======== DATASET RECORDS

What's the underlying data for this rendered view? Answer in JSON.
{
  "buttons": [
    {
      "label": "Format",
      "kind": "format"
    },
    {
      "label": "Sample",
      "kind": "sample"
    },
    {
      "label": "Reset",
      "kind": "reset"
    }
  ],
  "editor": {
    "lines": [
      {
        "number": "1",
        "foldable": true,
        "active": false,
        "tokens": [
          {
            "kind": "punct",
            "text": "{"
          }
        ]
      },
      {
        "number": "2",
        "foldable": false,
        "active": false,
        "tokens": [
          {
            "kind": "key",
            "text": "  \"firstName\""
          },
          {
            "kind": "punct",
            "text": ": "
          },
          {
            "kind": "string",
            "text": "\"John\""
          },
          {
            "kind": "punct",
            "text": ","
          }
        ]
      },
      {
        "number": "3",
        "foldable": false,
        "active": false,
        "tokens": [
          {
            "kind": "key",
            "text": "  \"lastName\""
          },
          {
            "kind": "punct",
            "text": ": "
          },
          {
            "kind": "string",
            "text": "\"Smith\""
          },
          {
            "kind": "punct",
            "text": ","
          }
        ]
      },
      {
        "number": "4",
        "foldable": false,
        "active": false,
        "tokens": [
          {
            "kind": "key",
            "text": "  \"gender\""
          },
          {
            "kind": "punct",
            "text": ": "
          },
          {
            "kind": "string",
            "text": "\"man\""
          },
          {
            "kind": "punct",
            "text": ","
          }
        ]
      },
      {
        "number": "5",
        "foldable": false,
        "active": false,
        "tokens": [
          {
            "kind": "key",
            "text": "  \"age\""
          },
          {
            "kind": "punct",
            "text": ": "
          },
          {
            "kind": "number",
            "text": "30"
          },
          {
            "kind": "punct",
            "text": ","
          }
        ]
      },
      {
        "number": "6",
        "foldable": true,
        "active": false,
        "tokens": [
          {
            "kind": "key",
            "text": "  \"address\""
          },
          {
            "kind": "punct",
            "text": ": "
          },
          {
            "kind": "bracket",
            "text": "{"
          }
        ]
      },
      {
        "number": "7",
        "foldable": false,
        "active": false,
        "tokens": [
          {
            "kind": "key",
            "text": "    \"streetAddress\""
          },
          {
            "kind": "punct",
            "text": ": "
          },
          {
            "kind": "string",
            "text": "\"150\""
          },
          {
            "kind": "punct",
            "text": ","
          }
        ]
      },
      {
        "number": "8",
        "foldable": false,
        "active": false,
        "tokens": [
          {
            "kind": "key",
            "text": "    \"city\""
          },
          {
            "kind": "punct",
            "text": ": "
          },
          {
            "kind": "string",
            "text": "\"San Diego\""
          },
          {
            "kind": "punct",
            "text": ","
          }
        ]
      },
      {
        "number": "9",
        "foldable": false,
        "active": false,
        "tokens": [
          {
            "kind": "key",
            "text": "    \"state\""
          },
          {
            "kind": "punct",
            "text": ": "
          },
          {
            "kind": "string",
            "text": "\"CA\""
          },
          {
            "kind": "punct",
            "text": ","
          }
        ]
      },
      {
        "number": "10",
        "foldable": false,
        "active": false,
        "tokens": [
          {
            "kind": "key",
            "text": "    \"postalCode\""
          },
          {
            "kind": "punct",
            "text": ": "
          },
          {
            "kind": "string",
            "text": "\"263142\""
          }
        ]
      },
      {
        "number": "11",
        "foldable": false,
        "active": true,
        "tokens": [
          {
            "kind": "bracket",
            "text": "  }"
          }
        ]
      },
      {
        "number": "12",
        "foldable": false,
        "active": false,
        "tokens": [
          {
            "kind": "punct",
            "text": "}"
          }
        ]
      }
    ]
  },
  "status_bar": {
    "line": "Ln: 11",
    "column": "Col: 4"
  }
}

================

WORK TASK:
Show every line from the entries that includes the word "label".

YOUR SOLUTION:
      "label": "Format",
      "label": "Sample",
      "label": "Reset",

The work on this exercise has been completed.